(App and web page records)
▼

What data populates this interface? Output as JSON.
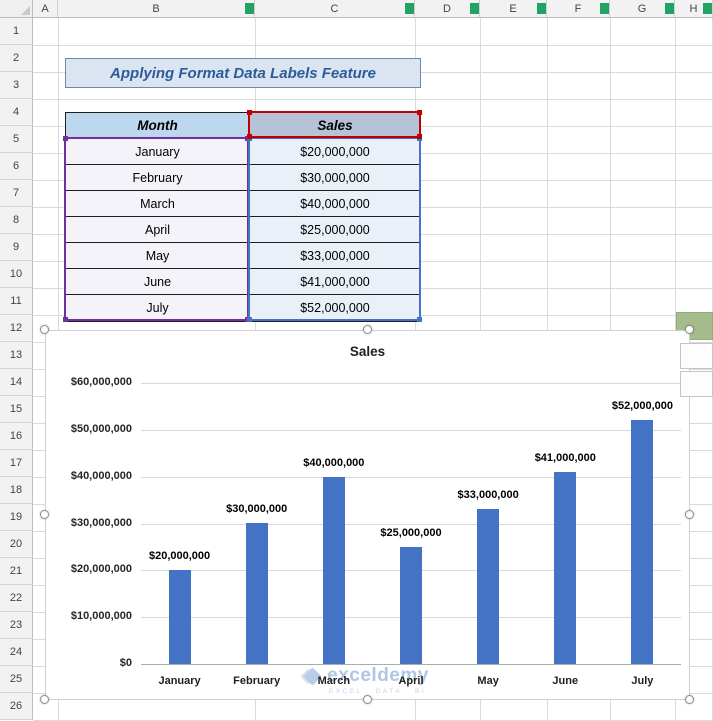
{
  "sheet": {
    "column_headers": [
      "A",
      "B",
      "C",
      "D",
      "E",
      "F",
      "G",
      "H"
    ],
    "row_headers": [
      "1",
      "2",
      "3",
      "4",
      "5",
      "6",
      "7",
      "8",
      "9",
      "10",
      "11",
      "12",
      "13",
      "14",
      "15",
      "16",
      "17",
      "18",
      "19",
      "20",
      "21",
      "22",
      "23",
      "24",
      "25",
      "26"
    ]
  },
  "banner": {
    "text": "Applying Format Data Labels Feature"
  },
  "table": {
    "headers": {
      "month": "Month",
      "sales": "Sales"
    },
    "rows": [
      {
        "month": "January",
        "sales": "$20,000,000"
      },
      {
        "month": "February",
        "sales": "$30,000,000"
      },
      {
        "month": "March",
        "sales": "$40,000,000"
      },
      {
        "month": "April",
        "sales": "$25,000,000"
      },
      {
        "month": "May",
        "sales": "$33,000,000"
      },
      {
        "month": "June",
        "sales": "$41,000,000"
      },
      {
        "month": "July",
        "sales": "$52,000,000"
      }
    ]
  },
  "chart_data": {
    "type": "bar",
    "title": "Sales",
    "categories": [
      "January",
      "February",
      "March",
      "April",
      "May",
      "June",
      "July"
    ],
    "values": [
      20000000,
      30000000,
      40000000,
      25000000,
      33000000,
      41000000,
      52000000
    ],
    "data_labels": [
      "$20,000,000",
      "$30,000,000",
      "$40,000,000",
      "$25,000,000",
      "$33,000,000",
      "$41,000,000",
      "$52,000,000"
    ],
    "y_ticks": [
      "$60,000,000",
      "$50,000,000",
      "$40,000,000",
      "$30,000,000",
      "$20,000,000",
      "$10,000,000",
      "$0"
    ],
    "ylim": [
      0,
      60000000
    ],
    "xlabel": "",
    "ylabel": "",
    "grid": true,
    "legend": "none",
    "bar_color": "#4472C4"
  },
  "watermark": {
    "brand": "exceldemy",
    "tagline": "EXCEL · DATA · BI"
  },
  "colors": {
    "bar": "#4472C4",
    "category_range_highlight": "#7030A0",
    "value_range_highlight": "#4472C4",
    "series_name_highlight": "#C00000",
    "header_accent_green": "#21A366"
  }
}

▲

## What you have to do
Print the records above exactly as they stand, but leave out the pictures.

## Solution
What data populates this interface? Output as JSON.
{
  "sheet": {
    "column_headers": [
      "A",
      "B",
      "C",
      "D",
      "E",
      "F",
      "G",
      "H"
    ],
    "row_headers": [
      "1",
      "2",
      "3",
      "4",
      "5",
      "6",
      "7",
      "8",
      "9",
      "10",
      "11",
      "12",
      "13",
      "14",
      "15",
      "16",
      "17",
      "18",
      "19",
      "20",
      "21",
      "22",
      "23",
      "24",
      "25",
      "26"
    ]
  },
  "banner": {
    "text": "Applying Format Data Labels Feature"
  },
  "table": {
    "headers": {
      "month": "Month",
      "sales": "Sales"
    },
    "rows": [
      {
        "month": "January",
        "sales": "$20,000,000"
      },
      {
        "month": "February",
        "sales": "$30,000,000"
      },
      {
        "month": "March",
        "sales": "$40,000,000"
      },
      {
        "month": "April",
        "sales": "$25,000,000"
      },
      {
        "month": "May",
        "sales": "$33,000,000"
      },
      {
        "month": "June",
        "sales": "$41,000,000"
      },
      {
        "month": "July",
        "sales": "$52,000,000"
      }
    ]
  },
  "chart_data": {
    "type": "bar",
    "title": "Sales",
    "categories": [
      "January",
      "February",
      "March",
      "April",
      "May",
      "June",
      "July"
    ],
    "values": [
      20000000,
      30000000,
      40000000,
      25000000,
      33000000,
      41000000,
      52000000
    ],
    "data_labels": [
      "$20,000,000",
      "$30,000,000",
      "$40,000,000",
      "$25,000,000",
      "$33,000,000",
      "$41,000,000",
      "$52,000,000"
    ],
    "y_ticks": [
      "$60,000,000",
      "$50,000,000",
      "$40,000,000",
      "$30,000,000",
      "$20,000,000",
      "$10,000,000",
      "$0"
    ],
    "ylim": [
      0,
      60000000
    ],
    "xlabel": "",
    "ylabel": "",
    "grid": true,
    "legend": "none",
    "bar_color": "#4472C4"
  },
  "watermark": {
    "brand": "exceldemy",
    "tagline": "EXCEL · DATA · BI"
  },
  "colors": {
    "bar": "#4472C4",
    "category_range_highlight": "#7030A0",
    "value_range_highlight": "#4472C4",
    "series_name_highlight": "#C00000",
    "header_accent_green": "#21A366"
  }
}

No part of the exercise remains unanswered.